Problem statement » The lines to copy from the listing below are those that contain the string "domowy".
(Entries shown)
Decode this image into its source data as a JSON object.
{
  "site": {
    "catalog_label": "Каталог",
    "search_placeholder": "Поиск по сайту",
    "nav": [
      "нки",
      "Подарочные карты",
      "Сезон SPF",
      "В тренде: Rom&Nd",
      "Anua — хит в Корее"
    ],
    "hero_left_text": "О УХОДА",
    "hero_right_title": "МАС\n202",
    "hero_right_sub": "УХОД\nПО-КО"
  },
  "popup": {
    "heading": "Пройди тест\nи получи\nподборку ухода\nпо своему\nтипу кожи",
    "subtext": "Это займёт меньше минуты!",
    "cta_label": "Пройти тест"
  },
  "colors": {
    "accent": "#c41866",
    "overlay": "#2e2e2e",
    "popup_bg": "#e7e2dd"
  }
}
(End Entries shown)
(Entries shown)
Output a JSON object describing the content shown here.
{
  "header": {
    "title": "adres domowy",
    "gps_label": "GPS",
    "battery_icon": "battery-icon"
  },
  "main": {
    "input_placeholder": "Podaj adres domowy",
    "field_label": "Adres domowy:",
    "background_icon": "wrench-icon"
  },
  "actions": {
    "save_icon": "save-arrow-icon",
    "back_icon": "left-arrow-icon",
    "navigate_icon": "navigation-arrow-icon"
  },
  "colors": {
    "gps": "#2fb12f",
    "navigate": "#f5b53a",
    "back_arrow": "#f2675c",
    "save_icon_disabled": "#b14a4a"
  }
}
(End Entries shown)
Exercise response »
    "title": "adres domowy",
    "input_placeholder": "Podaj adres domowy",
    "field_label": "Adres domowy:",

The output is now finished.